Remembering Betty - 9/26/19
Updated: Sep 29, 2019
I started writing in the summer that I graduated high school. I had just turned 18 years old and my mom bought me a TYPEWRITER for college … because she thought I would need it 😊 Mom is great. However, my writing? It was not great. Not at all. I was 18! What did I know about writing or life? I certainly hadn’t lived enough to learn sorrow, heartbreak, falling in love and all that comes with maturing, but I sure wanted to write.
It was around that time when the Blackridge series was created. Like a white-hot blade that needs to be hammered into shape over and over, I worked on it. I went through pages of copy paper and typewriter ribbon, let me tell you. Believe it or not, it was even a dark and stormy night (in August) when I first sat down at the kitchen table and started writing. LOL Dark and stormy night … that cliché opening for a novel that invokes laughter and a bit of cringing when heard, but it’s very true in my case. It tends to rain a lot in Florida during the summers.
In those days, there was one person who had a lot of free time to read and that was my Aunt Betty, older sister of my grandmother. Betty was recently widowed and even though she still worked, she had free time to read and so she read the first drafts of Blackridge. It was awful but she never told me that. She encouraged me to keep writing and that I would get it right. It just needed a little polishing, she would say. I was 18 so I thought I was a genius mastermind novelist. My writing sucked, but I tried. I really did. I had created all these fantastic characters that captivated her and that is what kept her reading.
After a while, I stopped writing … as some novelists do. We tend to go back and forth sometimes to a project, but I stopped for years. I put Blackridge away, but I never forgot about it. I lived my life. I grew up. I learned about heartbreak. I learned about life. I matured. Then, one day, I went back to working on Blackridge … but now, oh boy, I could WRITE. I had read the works of Robert E. Howard and Agatha Christie, my favorite authors. I read the original Dragonlance Saga by Weis and Hickman back in high school with one of my best friends. I could feel that I was ready to write.
And I did. I had an old word processor that I used and stored Blackridge on disks, but it conked out on me and I lost everything. I had to start all over again, but that was okay. I had turned Blackridge into something amazing, my Aunt Betty told me. She was thrilled because she read Blackridge when it was crap and now she read it again and couldn’t believe it. She was honest. She was genuine. She loved it. Since she was now retired and living alone, she had PLENTY of free time to read and she loved reading. I entrusted her with the Saga because I knew she would never reveal the secrets and she didn’t. She never told anyone I think it kinda drove the family crazy because they knew she had all the secrets to Blackridge and kept them in her heart.

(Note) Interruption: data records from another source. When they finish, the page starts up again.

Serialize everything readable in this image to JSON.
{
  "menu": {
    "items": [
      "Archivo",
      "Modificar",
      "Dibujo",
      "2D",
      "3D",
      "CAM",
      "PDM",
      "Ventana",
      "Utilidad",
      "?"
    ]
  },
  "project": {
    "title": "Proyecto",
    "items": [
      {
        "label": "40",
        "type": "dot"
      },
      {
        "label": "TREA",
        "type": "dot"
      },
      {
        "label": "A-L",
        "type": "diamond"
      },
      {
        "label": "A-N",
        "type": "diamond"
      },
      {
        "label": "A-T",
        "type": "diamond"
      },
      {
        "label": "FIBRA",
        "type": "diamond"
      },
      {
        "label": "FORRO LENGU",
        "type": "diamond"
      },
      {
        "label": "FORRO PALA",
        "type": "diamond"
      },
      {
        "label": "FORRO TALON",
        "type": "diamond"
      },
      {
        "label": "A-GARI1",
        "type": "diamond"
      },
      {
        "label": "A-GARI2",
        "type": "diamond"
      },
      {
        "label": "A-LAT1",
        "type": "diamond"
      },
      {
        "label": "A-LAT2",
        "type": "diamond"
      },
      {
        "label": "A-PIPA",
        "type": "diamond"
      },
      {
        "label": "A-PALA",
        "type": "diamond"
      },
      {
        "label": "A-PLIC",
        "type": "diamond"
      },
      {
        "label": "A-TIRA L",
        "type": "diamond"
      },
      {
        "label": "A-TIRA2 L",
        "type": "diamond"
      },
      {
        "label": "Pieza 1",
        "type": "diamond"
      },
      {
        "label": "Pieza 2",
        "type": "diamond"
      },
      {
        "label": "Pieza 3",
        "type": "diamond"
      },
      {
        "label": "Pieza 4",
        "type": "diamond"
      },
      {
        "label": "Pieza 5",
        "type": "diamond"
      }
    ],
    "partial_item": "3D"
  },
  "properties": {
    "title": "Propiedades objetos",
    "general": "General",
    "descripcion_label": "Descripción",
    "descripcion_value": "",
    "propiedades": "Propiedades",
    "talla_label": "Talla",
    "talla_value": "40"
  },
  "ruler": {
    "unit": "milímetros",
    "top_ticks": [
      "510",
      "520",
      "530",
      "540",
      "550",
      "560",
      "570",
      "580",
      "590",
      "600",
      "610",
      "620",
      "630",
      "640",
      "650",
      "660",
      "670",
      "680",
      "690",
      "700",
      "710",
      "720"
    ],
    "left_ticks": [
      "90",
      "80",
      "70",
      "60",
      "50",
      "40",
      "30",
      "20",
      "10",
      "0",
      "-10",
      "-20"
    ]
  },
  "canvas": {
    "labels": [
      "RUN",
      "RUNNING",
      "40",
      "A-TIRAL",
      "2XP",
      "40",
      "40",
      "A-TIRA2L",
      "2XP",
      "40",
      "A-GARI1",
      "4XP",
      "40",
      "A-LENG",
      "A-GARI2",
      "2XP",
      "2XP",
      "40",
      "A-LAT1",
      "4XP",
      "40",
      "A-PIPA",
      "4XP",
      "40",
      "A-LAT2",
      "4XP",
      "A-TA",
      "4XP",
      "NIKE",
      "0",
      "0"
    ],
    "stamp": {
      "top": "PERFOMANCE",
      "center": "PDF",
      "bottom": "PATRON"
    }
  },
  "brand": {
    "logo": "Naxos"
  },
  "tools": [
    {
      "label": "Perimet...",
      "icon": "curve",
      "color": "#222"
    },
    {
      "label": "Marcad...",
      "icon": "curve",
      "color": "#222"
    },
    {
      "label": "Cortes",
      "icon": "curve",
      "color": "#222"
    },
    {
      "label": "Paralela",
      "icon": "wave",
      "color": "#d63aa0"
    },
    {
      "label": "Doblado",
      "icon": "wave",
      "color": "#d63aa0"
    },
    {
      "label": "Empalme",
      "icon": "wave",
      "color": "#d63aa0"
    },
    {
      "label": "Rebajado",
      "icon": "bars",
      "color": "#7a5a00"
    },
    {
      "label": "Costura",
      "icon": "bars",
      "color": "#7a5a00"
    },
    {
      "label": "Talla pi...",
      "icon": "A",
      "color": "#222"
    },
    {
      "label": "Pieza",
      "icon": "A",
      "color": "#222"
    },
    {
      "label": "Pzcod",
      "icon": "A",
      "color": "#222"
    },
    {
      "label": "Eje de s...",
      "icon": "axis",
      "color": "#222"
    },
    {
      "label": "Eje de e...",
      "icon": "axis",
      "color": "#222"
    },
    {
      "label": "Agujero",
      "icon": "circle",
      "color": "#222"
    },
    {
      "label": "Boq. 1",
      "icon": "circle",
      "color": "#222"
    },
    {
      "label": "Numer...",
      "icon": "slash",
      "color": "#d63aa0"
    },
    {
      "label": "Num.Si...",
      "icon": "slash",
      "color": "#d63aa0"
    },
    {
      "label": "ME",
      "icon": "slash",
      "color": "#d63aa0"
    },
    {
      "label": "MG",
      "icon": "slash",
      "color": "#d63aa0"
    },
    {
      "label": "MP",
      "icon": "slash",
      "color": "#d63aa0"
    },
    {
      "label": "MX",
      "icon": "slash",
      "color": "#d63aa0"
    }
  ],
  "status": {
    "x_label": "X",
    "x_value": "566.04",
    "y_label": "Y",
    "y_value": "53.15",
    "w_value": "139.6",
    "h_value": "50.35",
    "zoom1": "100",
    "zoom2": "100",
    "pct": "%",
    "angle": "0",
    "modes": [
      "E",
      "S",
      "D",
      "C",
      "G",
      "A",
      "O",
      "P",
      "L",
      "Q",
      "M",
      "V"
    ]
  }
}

I visited her regularly in those days. I had time to just sit and talk about my work with her and they were good times. I asked questions and got answers. She told me everything was perfect now. I couldn’t believe it. She looked me right in the eyes when she said it and if anyone ever knew my Aunt Betty, when she looked at you with purpose, you’d better listen. She wasn’t fooling around. I was so happy.
Then, one day, I went back to see her after I had been away for a while and I noticed her hair was a lot whiter than it had been. She looked older and a bit more frail, but she still had that soul fire that I loved about her. Her spirit was the same. I knew she was old, well into her eighties by then, but something told me I didn’t have much time left with her. She got to finish Blackridge to the point she needed to. She found out the truth of it all and loved it. Everything was good.
It wasn’t long after that when she passed away. I was there in the days leading up to it. She was at peace, sleeping a lot and resting. She was clean and well-cared for. When she died, a part of Blackridge died with her. I felt it. It was like … I would say to myself that I had to share something with her about it, but she was gone. It was a strange feeling. I quit working on Blackridge again after that, but in time … I went back to it. I knew I had to keep going. She would want me to.
You know how they always say that? Oh, you need to keep going, it’s what she would want … Well, it’s true. It’s all true. It’s done now. Blackridge is ready and I’ve started releasing it my way, the way I needed to. She was there for me through it all and I just wish she could see it again, but … I’ve dreamed about her, so I know she’s still with me and with us all. It’s just how it works. They can say it’s just your subconscious working in dreams, but my Aunt Betty will always be a part of the Blackridge Saga because she always was … and that’s the way I will always remember her.